◆ TASK INSTRUCTIONS: A verbatim reproduction of every entry is the expected answer.

◆ Page and application data records:
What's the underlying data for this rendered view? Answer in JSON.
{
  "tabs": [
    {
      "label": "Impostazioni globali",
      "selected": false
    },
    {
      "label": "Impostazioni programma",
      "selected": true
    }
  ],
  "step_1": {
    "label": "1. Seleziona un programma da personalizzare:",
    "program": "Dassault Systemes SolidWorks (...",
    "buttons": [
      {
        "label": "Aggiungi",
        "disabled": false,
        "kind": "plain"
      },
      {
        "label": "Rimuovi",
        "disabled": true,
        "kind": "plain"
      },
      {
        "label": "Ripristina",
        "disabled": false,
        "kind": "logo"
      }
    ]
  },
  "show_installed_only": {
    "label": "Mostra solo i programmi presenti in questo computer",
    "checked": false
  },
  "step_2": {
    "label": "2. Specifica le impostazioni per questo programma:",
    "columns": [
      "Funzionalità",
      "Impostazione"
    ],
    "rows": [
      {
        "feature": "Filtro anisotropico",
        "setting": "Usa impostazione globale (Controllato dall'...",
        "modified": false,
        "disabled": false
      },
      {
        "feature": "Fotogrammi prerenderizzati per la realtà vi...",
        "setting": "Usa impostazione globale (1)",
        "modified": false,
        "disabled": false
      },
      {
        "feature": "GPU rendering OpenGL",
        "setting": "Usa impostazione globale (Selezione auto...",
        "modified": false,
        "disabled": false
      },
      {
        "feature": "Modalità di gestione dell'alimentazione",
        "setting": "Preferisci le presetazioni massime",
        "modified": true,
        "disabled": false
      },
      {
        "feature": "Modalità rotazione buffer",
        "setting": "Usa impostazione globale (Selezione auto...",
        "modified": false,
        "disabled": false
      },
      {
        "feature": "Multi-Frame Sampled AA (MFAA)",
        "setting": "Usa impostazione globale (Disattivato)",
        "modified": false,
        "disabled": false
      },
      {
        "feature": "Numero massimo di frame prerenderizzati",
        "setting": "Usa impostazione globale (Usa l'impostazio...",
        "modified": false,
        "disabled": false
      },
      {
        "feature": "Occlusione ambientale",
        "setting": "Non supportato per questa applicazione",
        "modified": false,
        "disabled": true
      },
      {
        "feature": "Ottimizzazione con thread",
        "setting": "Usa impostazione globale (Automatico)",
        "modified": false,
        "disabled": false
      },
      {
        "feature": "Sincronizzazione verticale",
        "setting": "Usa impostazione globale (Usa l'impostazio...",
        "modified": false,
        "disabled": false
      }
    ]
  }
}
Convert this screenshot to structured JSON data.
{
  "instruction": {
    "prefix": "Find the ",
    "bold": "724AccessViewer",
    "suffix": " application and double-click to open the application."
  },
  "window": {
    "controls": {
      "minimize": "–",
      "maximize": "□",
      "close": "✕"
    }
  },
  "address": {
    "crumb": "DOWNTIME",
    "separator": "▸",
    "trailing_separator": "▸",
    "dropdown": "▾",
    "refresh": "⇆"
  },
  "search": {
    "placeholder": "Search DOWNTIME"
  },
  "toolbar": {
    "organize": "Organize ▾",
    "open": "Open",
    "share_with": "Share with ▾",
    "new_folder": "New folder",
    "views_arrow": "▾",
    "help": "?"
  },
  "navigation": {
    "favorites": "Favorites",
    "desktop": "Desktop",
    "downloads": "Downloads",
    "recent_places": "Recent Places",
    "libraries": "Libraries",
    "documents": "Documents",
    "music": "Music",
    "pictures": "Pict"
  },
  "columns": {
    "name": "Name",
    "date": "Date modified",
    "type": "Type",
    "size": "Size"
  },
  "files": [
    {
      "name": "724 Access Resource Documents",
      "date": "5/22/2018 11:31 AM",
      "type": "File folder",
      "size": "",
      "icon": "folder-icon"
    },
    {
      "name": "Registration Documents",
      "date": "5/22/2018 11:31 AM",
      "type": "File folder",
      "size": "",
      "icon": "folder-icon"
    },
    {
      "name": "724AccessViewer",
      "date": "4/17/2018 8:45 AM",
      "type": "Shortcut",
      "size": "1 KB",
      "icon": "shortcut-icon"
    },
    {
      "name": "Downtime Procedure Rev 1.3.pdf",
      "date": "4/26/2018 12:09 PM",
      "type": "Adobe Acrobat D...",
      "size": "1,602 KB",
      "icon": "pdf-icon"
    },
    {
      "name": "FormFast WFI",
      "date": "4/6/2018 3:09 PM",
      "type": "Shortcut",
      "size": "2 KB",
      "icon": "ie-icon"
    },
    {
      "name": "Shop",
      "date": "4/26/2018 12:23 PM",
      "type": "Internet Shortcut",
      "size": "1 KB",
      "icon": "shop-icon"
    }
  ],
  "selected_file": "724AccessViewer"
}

◆ EXERCISE RESPONSE:
What's the underlying data for this rendered view? Answer in JSON.
{
  "tabs": [
    {
      "label": "Impostazioni globali",
      "selected": false
    },
    {
      "label": "Impostazioni programma",
      "selected": true
    }
  ],
  "step_1": {
    "label": "1. Seleziona un programma da personalizzare:",
    "program": "Dassault Systemes SolidWorks (...",
    "buttons": [
      {
        "label": "Aggiungi",
        "disabled": false,
        "kind": "plain"
      },
      {
        "label": "Rimuovi",
        "disabled": true,
        "kind": "plain"
      },
      {
        "label": "Ripristina",
        "disabled": false,
        "kind": "logo"
      }
    ]
  },
  "show_installed_only": {
    "label": "Mostra solo i programmi presenti in questo computer",
    "checked": false
  },
  "step_2": {
    "label": "2. Specifica le impostazioni per questo programma:",
    "columns": [
      "Funzionalità",
      "Impostazione"
    ],
    "rows": [
      {
        "feature": "Filtro anisotropico",
        "setting": "Usa impostazione globale (Controllato dall'...",
        "modified": false,
        "disabled": false
      },
      {
        "feature": "Fotogrammi prerenderizzati per la realtà vi...",
        "setting": "Usa impostazione globale (1)",
        "modified": false,
        "disabled": false
      },
      {
        "feature": "GPU rendering OpenGL",
        "setting": "Usa impostazione globale (Selezione auto...",
        "modified": false,
        "disabled": false
      },
      {
        "feature": "Modalità di gestione dell'alimentazione",
        "setting": "Preferisci le presetazioni massime",
        "modified": true,
        "disabled": false
      },
      {
        "feature": "Modalità rotazione buffer",
        "setting": "Usa impostazione globale (Selezione auto...",
        "modified": false,
        "disabled": false
      },
      {
        "feature": "Multi-Frame Sampled AA (MFAA)",
        "setting": "Usa impostazione globale (Disattivato)",
        "modified": false,
        "disabled": false
      },
      {
        "feature": "Numero massimo di frame prerenderizzati",
        "setting": "Usa impostazione globale (Usa l'impostazio...",
        "modified": false,
        "disabled": false
      },
      {
        "feature": "Occlusione ambientale",
        "setting": "Non supportato per questa applicazione",
        "modified": false,
        "disabled": true
      },
      {
        "feature": "Ottimizzazione con thread",
        "setting": "Usa impostazione globale (Automatico)",
        "modified": false,
        "disabled": false
      },
      {
        "feature": "Sincronizzazione verticale",
        "setting": "Usa impostazione globale (Usa l'impostazio...",
        "modified": false,
        "disabled": false
      }
    ]
  }
}
Convert this screenshot to structured JSON data.
{
  "instruction": {
    "prefix": "Find the ",
    "bold": "724AccessViewer",
    "suffix": " application and double-click to open the application."
  },
  "window": {
    "controls": {
      "minimize": "–",
      "maximize": "□",
      "close": "✕"
    }
  },
  "address": {
    "crumb": "DOWNTIME",
    "separator": "▸",
    "trailing_separator": "▸",
    "dropdown": "▾",
    "refresh": "⇆"
  },
  "search": {
    "placeholder": "Search DOWNTIME"
  },
  "toolbar": {
    "organize": "Organize ▾",
    "open": "Open",
    "share_with": "Share with ▾",
    "new_folder": "New folder",
    "views_arrow": "▾",
    "help": "?"
  },
  "navigation": {
    "favorites": "Favorites",
    "desktop": "Desktop",
    "downloads": "Downloads",
    "recent_places": "Recent Places",
    "libraries": "Libraries",
    "documents": "Documents",
    "music": "Music",
    "pictures": "Pict"
  },
  "columns": {
    "name": "Name",
    "date": "Date modified",
    "type": "Type",
    "size": "Size"
  },
  "files": [
    {
      "name": "724 Access Resource Documents",
      "date": "5/22/2018 11:31 AM",
      "type": "File folder",
      "size": "",
      "icon": "folder-icon"
    },
    {
      "name": "Registration Documents",
      "date": "5/22/2018 11:31 AM",
      "type": "File folder",
      "size": "",
      "icon": "folder-icon"
    },
    {
      "name": "724AccessViewer",
      "date": "4/17/2018 8:45 AM",
      "type": "Shortcut",
      "size": "1 KB",
      "icon": "shortcut-icon"
    },
    {
      "name": "Downtime Procedure Rev 1.3.pdf",
      "date": "4/26/2018 12:09 PM",
      "type": "Adobe Acrobat D...",
      "size": "1,602 KB",
      "icon": "pdf-icon"
    },
    {
      "name": "FormFast WFI",
      "date": "4/6/2018 3:09 PM",
      "type": "Shortcut",
      "size": "2 KB",
      "icon": "ie-icon"
    },
    {
      "name": "Shop",
      "date": "4/26/2018 12:23 PM",
      "type": "Internet Shortcut",
      "size": "1 KB",
      "icon": "shop-icon"
    }
  ],
  "selected_file": "724AccessViewer"
}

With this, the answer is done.